 * * * * * * * * * * * * * * * * * * * * * * * * * * * * * * * * * * * * * * * * * * * * * * * * * * * * * * * 
Today is Christ the King Sunday in the church. It''s the end of the Christian year. Next week marks the beginning of a new year and a new season of Advent. 

The traditional gospel story reading for the day is where Jesus tells the parable of the sheep and the goats: He will separate those who gave to the poor, visited prisioners, feed the hungry, etc. from those who didn't. It's a jarring, uncomfortable story of living a life of love directed in service of the marginalized. Jesus says when we do these things, we are serving Him directly. 

All this is tied in to the reminder that we call Christ our Lord. That means we give Him rule over our lives. 

Here is where I fail. Not all the time. But enough. I choose my own direction. And this gets me in trouble. The path I choose seldom ends up being the right one for me--at least one that is good for me. But when I follow Him, I don't have to worry about that. Sure, the path isn't always easy or pleasant, but I don't regret it when I walk on that path (I'm mixing metaphors now, I'm aware...canoeing, hiking...but it's all about the destination and how we get there, so bear with me). And that sounds good--a life without regrets. 

So, forward I paddle, eyes focused on that cross at the end of the lake, marking my progress in getting closer to my mark. Today, I'm trying to set some of those milestone markers as I take a look at what I want my life to look like. I know I want a fruitful life, one with no regrets, one that I'm proud of. I can't change the past, but I can reset my course for the future. 

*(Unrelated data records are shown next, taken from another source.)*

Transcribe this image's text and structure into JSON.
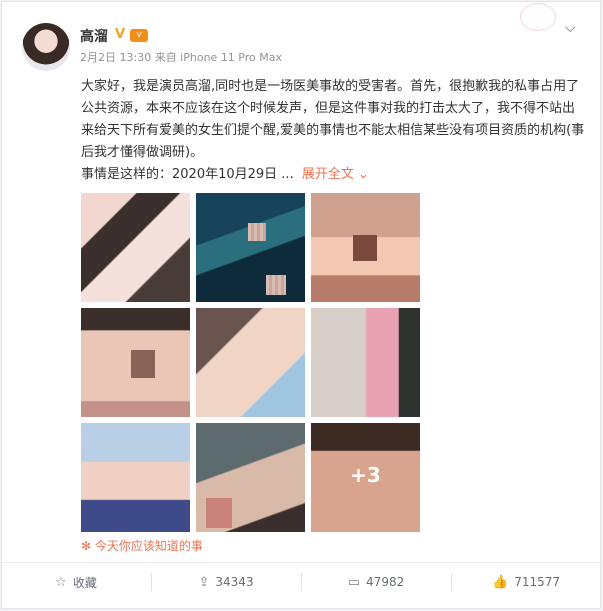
{
  "user": {
    "name": "高溜",
    "vip_badge": "v",
    "meta": "2月2日 13:30 来自 iPhone 11 Pro Max"
  },
  "post": {
    "text": "大家好，我是演员高溜,同时也是一场医美事故的受害者。首先，很抱歉我的私事占用了公共资源，本来不应该在这个时候发声，但是这件事对我的打击太大了，我不得不站出来给天下所有爱美的女生们提个醒,爱美的事情也不能太相信某些没有项目资质的机构(事后我才懂得做调研)。",
    "text_tail": "事情是这样的：2020年10月29日 ...",
    "expand_label": "展开全文",
    "more_photos": "+3"
  },
  "topic": "今天你应该知道的事",
  "actions": {
    "favorite": "收藏",
    "forward": "34343",
    "comment": "47982",
    "like": "711577"
  },
  "colors": {
    "accent": "#eb7350",
    "vip": "#f38d18"
  },
  "icons": {
    "favorite": "star-icon",
    "forward": "share-icon",
    "comment": "comment-icon",
    "like": "thumbs-up-icon"
  }
}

 * * * * * * * * * * * * * * * * * * * * * * * * * * * * * * * * * * * * * * * * * * * * * * * * * * * * * * * 
When Jesus begins His ministry, He starts with one word. It is the same word His cousin John used in preparing the way: "Repent." At it's core, the word repent means to turn 180 degrees in the opposite direction. The Greek word used in the New Testament refers to a changing of the mind. It is a course alteration. 

I'm thankful for the reminder this morning of the need for periodic course corrections in life. I may not know what will be along the path ahead, but I know how to get there: with eyes fixed on Jesus. 

There will be times in the future when I need a course correction. I wiill make mistakes. Thankfully, not only is the Lord, but He is Savior and Forgiver. And He gives me the Holy Spirit to aid in not making those same mistakes again--because I'm very inclined to do that. 

Thank God for grace. And for direction. 

No comments: